One of the revelations was the young Mozambican singer-guitarist Deltino Guerreiro, gifted with an impressive voice. In his radio-friendly compositions, sung fluently in Portuguese, English and Macua, this charming performer blends traditional music with soul, pop and contemporary urban fusion, creating danceable Afro-soul. Of course he performed his hit song “Sonho,” which makes you want to get up and boogie along.
More great African music could be heard by the Belgian rapper, MC and hip-hop artist of Congolese origin, Baloji; veteran South African jazz, fusion and mbaqanga singer Ray Phiri (Stimela, Paul Simon’s Graceland ); and the South African singer, songwriter and guitarist Bongoziwe Mabandla, who is hailed as the new face of Afro-folk.
Sakifo’s highlight took place on Sunday morning at the Risofé, the annual free concert on a stage right next to the Indian Ocean. The locally famous band Ousanousava, French Creole for “Where are we going to” attracted more than 1,000 mainly Réunionnais, who, under a lovely morning sun, danced, sang along and shouted their heart out to a joyful blend of maloya, sega, reggae and chanson créole. What a party it was!
After hearing maloya for nearly a whole week, its good to know that maloya, once barely hanging on as a half-remembered folk tradition, is clearly more alive than ever.
Réunion, mi aime a ou ( Réunion, I love you!)

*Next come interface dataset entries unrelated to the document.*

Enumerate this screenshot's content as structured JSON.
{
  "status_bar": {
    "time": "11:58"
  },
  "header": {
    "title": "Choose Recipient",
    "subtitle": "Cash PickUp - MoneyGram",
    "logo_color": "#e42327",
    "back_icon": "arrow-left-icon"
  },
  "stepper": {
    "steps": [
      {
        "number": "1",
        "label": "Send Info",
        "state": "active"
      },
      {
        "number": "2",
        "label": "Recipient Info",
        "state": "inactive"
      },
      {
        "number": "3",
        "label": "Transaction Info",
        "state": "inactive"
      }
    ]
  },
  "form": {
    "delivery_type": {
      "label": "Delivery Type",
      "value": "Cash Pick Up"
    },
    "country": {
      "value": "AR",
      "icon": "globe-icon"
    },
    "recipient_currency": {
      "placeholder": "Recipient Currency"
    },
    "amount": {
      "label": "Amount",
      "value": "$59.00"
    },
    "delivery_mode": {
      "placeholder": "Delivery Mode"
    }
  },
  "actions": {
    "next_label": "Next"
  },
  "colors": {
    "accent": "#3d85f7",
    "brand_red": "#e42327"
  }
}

Bastiaan Springer is producer for Radio 5 and The Concert Radio in the Netherlands, and a world music journalist.